Monday, March 7, 2011

Of Men, Women and Monsters

Frankenstein is often referenced as an insight into various moral questions and dangers of scientific discovery. However, it can also be used to look at some significant differences in the way men and women think. The book was written by a woman, and the classic Universal films were scripted, directed and produced by men.  By comparing the two, those differences can be seen as clear as black and white (unless the Turner coloring people get involved.)

Yes, I do know that the film is actually an adaptation of a play written by a woman, Peggy Webling, but:
            A: There were other male written plays before hand that introduced the changes.
            B: The men who bought the rights to the play were dismissive of its quality.
            C: Using true guy logic: Why should I let facts spoil a good theory?

Thursday, March 3, 2011

Up the Lake: Those Joes

Child Psychology and the Growth of Violence in America
Getting Hit by Guys Named Joe
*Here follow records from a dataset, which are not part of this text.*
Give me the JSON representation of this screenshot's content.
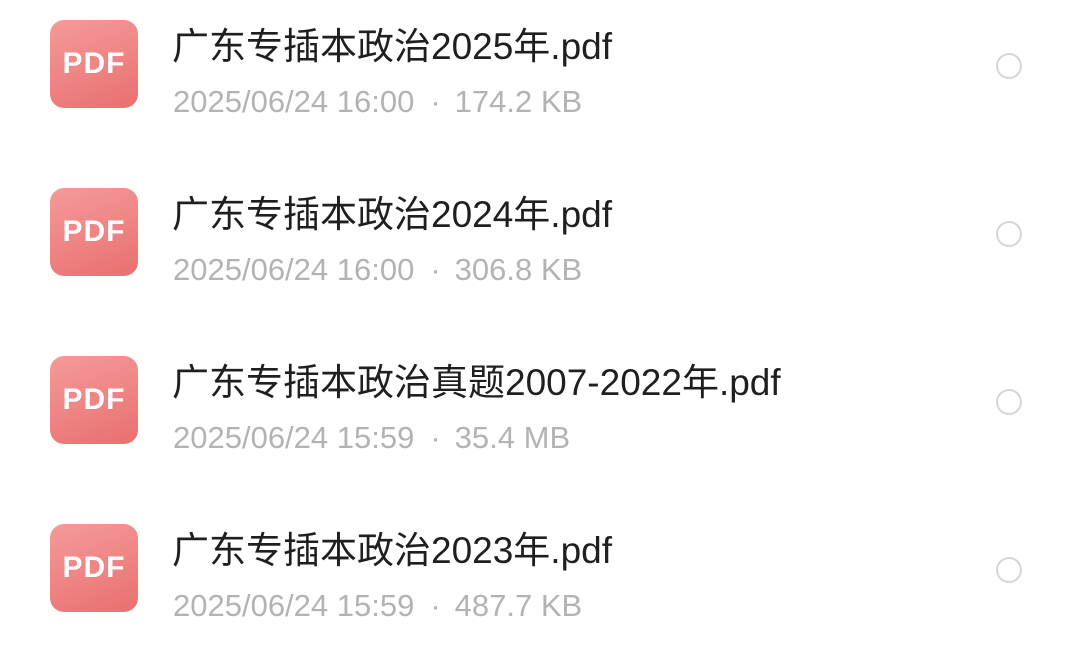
{
  "icon_badge": "PDF",
  "meta_separator": "·",
  "colors": {
    "pdf_icon": "#ef8383",
    "title_text": "#1f1f1f",
    "meta_text": "#b3b3b3",
    "radio_border": "#d6d6d6"
  },
  "files": [
    {
      "name": "广东专插本政治2025年.pdf",
      "date": "2025/06/24 16:00",
      "size": "174.2 KB",
      "icon": "pdf-file-icon",
      "selected": false
    },
    {
      "name": "广东专插本政治2024年.pdf",
      "date": "2025/06/24 16:00",
      "size": "306.8 KB",
      "icon": "pdf-file-icon",
      "selected": false
    },
    {
      "name": "广东专插本政治真题2007-2022年.pdf",
      "date": "2025/06/24 15:59",
      "size": "35.4 MB",
      "icon": "pdf-file-icon",
      "selected": false
    },
    {
      "name": "广东专插本政治2023年.pdf",
      "date": "2025/06/24 15:59",
      "size": "487.7 KB",
      "icon": "pdf-file-icon",
      "selected": false
    }
  ]
}
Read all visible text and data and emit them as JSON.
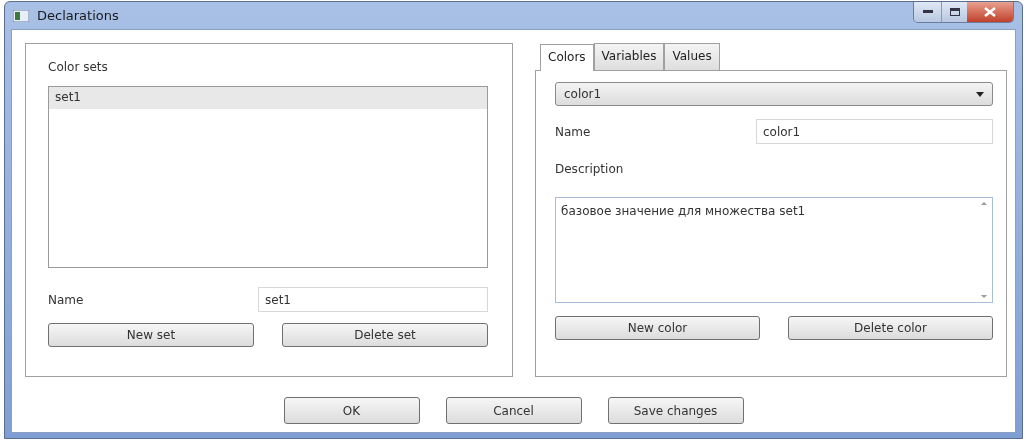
{
  "window": {
    "title": "Declarations"
  },
  "color_sets": {
    "title": "Color sets",
    "items": [
      {
        "label": "set1",
        "selected": true
      }
    ],
    "name_label": "Name",
    "name_value": "set1",
    "buttons": [
      "New set",
      "Delete set"
    ]
  },
  "tabs": [
    {
      "label": "Colors",
      "selected": true
    },
    {
      "label": "Variables",
      "selected": false
    },
    {
      "label": "Values",
      "selected": false
    }
  ],
  "colors": {
    "dropdown_value": "color1",
    "name_label": "Name",
    "name_value": "color1",
    "description_label": "Description",
    "description_value": "базовое значение для множества set1",
    "buttons": [
      "New color",
      "Delete color"
    ]
  },
  "footer_buttons": [
    "OK",
    "Cancel",
    "Save changes"
  ]
}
Recent years have heaped publicity onto a large number of psychologists from the Home for the Humor Impaired. These and many other well meaning, if naïve, “adults” go around spreading the myth that children learn violent behavior from television.  This is preposterous; children learn violent behavior from guys named Joe. Then again, perhaps this is another Up the Lake phenomenon.  Nick, Skip, and I spent most summers Up the Lake with no TV at all, and all ended up just as psychotic as the average American boy, if not more so.  Our mentors in our evolution to destruction tended to be guys named Joe (due to the inherent "Italian Bronxness" of most Up the Lake families) who were the previous generation of Up the Lake kids.